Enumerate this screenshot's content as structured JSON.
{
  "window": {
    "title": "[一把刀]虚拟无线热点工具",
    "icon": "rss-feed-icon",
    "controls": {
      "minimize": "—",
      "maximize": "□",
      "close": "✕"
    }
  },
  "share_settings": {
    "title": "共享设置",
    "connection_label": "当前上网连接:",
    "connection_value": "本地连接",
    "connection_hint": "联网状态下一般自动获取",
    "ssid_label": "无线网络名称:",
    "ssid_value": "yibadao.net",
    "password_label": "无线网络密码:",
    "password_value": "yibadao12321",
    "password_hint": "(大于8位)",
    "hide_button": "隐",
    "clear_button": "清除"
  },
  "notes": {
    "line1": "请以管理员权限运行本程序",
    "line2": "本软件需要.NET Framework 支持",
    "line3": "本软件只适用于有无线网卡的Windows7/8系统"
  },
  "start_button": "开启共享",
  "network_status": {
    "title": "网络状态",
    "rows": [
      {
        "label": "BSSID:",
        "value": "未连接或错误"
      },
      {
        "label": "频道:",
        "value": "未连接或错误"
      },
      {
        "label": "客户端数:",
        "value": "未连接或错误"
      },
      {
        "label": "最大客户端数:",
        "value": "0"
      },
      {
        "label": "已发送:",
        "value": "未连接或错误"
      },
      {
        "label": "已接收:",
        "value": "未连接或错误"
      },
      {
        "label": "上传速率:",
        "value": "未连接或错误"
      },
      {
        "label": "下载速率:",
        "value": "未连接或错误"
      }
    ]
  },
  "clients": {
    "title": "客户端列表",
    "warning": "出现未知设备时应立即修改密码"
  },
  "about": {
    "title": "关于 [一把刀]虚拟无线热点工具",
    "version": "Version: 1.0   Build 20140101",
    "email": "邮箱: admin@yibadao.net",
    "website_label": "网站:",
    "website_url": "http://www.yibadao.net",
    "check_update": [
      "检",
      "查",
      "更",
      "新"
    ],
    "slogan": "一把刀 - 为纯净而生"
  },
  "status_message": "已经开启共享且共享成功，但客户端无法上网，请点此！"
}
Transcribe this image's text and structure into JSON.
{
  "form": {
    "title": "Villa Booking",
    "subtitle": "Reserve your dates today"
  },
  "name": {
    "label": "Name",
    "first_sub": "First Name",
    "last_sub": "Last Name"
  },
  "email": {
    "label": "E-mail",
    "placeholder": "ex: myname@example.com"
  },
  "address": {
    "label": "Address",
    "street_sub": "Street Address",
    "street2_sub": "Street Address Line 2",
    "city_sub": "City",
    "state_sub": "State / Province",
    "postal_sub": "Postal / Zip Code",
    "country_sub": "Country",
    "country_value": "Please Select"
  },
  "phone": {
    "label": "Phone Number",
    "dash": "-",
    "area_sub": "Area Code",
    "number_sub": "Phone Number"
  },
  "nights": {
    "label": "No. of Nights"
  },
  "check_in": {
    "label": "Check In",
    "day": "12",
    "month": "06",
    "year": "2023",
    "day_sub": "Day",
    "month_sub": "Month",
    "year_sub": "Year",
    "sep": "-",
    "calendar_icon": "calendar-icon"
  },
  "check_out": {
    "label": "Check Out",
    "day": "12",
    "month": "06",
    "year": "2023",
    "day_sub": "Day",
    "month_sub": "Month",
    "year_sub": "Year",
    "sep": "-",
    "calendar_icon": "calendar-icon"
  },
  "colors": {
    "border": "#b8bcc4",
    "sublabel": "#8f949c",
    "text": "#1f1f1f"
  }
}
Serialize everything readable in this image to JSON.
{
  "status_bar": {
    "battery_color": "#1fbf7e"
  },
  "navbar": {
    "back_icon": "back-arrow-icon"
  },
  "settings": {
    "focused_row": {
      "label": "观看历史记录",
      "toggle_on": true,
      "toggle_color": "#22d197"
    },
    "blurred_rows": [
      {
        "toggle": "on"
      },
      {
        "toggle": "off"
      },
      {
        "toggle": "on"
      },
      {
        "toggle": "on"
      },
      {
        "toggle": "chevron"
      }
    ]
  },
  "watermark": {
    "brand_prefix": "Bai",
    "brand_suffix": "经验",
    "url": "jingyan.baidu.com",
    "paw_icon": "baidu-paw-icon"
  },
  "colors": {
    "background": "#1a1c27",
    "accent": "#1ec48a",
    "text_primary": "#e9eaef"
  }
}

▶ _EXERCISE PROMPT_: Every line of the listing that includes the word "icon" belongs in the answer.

▶ _SOLUTION FOR THIS PROBLEM_:
    "icon": "rss-feed-icon",
    "calendar_icon": "calendar-icon"
    "calendar_icon": "calendar-icon"
    "back_icon": "back-arrow-icon"
    "paw_icon": "baidu-paw-icon"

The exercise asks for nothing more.